First, look at No Penalty CDs.   We’ve recommended No Penalty CDs for years.   They are a no lose situation since they lock in a rate of return, and allow you to cancel without a penalty anytime after one week.   Today, they are being offered by at least 6 banks: Ally, Marcus, Purepoint, CIT, CitizensAccess and CFG Bank.   An individual can protect their interest on up to $1.50 million in cash over the next years without going over FDIC limits.   A couple can protect up to $3 million.   See the rates on No Penalty CD and other special CD products here.

Second, consider 1-Year CDs.   Rates are probably going lower as we lead up to the election.   A 1.35% one-year CD is not attractive, but it is still better than zero.  And, remember that as rates come down, so too do the penalties for early withdrawals as they are ordinarily set in terms of three-months or six-months interest.  Some local banks and credit unions may be offering higher rates.  You should check those as well.

Third, avoid the temptation to chase much higher rates in products where the return is not guaranteed.    Anyone who ever invested in stocks like Teva, CenturyLink, GE or Kodak will tell you that dividend chasing is a fool’s game.  And, chasing structured instruments that could yield high returns but could also yield zero while impairing your liquidity is also a fool’s game.

Fourth, recognize where we are.  The Fed Funds rate is at zero and it could be there for a while.   Earning over 1% on your money is still over 1% more than zero.   And, it is important to keep your asset base growing.   The same folks who were excited about online savings accounts earning 2.50% last year when Morgan Stanley or Bank of America were offering 1.50% should recognize that the same online savings accounts are still offering spreads just as worthwhile to pursue.

Fifth, think about earning AAdvantage miles through a Bask Bank account. If you believe that you are ever going to be traveling again, then this is a good time to open an account that pays you miles instead of interest.   I wrote about Bask Bank several times here and here readers in the comment sections engaged in exercises of trying to determine the value before reaching the conclusion that the account was attractive when savings and CD alternatives were much higher.    Now that those rates have come down and Bask Bank’s offer remains the same until June 30, the opportunity is even more attractive.   $100,000 deposited for 1 year earns 100,000 miles.   BestCashCow conservatively values these miles at 1.90 cents each, but I can still find redemptions in business class seats to Hawaii and Europe where the value is well over 6 cents a point.   And, if you act before June 30, you will still be eligible for an additional 46,000 AAdvantage miles on the $100,000 balance over the next year in the form of a sign-up bonus, a feedback bonus and a balance bonus.   An additional benefit is found in the fact that Bask Bank’s 1099 will only report the miles at 0.42 cents each.

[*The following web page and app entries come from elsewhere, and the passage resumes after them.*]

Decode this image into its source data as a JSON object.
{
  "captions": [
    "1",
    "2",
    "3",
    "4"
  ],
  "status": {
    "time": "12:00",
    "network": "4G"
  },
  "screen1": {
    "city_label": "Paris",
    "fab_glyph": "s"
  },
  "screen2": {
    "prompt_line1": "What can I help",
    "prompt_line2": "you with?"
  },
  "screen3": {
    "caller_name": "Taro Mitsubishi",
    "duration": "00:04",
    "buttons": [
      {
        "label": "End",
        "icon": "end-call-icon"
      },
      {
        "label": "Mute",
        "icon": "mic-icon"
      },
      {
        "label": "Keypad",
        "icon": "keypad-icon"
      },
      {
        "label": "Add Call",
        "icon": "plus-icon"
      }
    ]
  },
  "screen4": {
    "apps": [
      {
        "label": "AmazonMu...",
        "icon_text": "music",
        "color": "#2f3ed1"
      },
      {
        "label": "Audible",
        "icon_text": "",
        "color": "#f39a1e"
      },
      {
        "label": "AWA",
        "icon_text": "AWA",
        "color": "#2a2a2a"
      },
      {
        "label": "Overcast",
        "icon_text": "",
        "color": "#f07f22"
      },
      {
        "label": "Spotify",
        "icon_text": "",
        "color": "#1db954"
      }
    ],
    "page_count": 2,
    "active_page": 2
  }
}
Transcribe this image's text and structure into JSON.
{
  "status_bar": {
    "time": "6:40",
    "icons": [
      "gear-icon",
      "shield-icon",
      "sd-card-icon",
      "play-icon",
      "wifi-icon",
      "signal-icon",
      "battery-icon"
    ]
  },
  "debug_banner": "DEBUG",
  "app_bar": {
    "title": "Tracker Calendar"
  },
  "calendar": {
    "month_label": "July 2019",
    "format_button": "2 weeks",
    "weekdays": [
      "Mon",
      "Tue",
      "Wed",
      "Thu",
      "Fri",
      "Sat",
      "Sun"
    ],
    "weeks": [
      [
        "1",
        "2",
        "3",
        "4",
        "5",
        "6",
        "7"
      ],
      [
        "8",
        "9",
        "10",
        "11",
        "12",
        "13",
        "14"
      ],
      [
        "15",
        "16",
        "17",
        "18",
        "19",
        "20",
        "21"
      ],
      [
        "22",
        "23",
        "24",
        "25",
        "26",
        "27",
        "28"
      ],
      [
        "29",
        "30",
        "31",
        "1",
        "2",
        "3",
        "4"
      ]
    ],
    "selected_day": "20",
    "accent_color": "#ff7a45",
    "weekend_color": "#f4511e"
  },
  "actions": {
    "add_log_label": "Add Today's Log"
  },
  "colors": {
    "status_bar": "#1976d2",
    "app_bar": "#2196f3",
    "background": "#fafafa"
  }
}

Learn more about Bask Bank's AAdvantage Miles-earning account here.

Times are tough and may get tougher, but save on!